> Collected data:
++++++++++++++++++++

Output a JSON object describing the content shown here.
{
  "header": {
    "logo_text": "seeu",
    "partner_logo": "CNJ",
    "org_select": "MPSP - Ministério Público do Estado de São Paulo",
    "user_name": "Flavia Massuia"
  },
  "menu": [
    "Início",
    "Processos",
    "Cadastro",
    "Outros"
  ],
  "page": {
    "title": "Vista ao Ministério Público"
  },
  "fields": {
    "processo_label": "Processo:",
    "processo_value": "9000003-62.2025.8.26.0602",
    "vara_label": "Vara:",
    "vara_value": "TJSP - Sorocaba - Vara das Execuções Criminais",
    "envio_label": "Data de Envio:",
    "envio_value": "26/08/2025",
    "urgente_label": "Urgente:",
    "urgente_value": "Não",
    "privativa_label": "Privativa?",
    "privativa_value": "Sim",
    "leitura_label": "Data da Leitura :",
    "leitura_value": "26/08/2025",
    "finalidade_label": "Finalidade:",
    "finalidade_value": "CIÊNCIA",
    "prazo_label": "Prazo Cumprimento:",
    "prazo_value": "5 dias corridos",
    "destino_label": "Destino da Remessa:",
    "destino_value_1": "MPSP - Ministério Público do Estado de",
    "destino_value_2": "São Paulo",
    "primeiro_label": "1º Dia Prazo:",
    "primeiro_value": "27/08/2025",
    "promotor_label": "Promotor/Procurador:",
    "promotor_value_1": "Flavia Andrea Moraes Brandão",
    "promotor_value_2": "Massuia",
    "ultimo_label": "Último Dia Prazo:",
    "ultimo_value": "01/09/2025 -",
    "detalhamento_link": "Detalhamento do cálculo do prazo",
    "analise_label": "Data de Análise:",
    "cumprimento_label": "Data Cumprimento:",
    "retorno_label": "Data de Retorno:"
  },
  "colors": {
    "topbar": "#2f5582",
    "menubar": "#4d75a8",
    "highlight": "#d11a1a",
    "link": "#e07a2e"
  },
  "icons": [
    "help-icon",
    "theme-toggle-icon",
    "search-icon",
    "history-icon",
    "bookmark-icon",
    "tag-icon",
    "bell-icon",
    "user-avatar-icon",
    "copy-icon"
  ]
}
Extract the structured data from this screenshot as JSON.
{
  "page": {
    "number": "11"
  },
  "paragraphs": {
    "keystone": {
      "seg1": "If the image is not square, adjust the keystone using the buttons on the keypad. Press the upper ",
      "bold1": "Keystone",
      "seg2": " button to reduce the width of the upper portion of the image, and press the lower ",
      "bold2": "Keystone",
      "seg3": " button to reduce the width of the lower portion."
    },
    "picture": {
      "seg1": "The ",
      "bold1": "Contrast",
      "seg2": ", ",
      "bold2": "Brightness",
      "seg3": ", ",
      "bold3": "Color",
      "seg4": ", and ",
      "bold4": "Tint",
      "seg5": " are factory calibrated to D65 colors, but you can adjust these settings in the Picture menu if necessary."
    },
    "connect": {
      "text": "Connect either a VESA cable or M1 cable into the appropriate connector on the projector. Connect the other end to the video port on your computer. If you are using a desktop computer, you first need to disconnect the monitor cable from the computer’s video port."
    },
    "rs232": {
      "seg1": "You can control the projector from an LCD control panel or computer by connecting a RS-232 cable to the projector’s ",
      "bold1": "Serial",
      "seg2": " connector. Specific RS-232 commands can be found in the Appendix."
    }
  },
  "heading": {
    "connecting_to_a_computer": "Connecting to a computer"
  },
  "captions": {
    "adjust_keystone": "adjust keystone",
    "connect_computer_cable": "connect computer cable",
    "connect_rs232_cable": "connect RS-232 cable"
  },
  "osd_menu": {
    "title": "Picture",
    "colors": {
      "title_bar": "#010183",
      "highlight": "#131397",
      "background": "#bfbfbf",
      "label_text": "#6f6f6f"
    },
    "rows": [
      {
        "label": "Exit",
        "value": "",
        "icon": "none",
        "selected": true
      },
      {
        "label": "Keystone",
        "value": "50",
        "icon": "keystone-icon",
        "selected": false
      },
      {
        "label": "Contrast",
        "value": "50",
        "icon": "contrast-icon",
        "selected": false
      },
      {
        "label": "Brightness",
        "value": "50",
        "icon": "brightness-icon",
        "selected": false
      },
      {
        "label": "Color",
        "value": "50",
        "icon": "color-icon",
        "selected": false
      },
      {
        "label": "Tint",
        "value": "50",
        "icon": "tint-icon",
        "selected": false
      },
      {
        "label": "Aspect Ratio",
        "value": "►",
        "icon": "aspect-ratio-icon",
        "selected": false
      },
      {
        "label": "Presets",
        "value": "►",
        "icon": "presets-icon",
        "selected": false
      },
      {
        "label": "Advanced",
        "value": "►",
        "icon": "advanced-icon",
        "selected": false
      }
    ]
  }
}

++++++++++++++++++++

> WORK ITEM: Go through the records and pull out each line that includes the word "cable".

> TASK RESPONSE:
      "text": "Connect either a VESA cable or M1 cable into the appropriate connector on the projector. Connect the other end to the video port on your computer. If you are using a desktop computer, you first need to disconnect the monitor cable from the computer’s video port."
      "seg1": "You can control the projector from an LCD control panel or computer by connecting a RS-232 cable to the projector’s ",
    "connect_computer_cable": "connect computer cable",
    "connect_rs232_cable": "connect RS-232 cable"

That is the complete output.